WORK TO BE COMPLETED: Copy the data below. Keep every line exactly as it is.

|---|

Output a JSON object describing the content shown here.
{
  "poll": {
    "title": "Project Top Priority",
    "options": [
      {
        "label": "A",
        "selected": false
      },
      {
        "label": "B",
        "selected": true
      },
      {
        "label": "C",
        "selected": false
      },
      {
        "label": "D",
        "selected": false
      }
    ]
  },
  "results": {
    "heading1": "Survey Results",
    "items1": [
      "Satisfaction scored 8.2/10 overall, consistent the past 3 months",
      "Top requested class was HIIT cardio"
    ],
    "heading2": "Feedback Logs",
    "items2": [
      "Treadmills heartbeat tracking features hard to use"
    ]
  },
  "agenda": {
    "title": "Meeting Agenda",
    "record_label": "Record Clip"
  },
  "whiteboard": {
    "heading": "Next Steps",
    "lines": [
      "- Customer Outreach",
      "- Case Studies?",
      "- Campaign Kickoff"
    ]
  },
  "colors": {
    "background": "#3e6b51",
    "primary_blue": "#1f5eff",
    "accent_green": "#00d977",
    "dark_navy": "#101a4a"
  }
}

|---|

OUTPUT BELOW:
Output a JSON object describing the content shown here.
{
  "poll": {
    "title": "Project Top Priority",
    "options": [
      {
        "label": "A",
        "selected": false
      },
      {
        "label": "B",
        "selected": true
      },
      {
        "label": "C",
        "selected": false
      },
      {
        "label": "D",
        "selected": false
      }
    ]
  },
  "results": {
    "heading1": "Survey Results",
    "items1": [
      "Satisfaction scored 8.2/10 overall, consistent the past 3 months",
      "Top requested class was HIIT cardio"
    ],
    "heading2": "Feedback Logs",
    "items2": [
      "Treadmills heartbeat tracking features hard to use"
    ]
  },
  "agenda": {
    "title": "Meeting Agenda",
    "record_label": "Record Clip"
  },
  "whiteboard": {
    "heading": "Next Steps",
    "lines": [
      "- Customer Outreach",
      "- Case Studies?",
      "- Campaign Kickoff"
    ]
  },
  "colors": {
    "background": "#3e6b51",
    "primary_blue": "#1f5eff",
    "accent_green": "#00d977",
    "dark_navy": "#101a4a"
  }
}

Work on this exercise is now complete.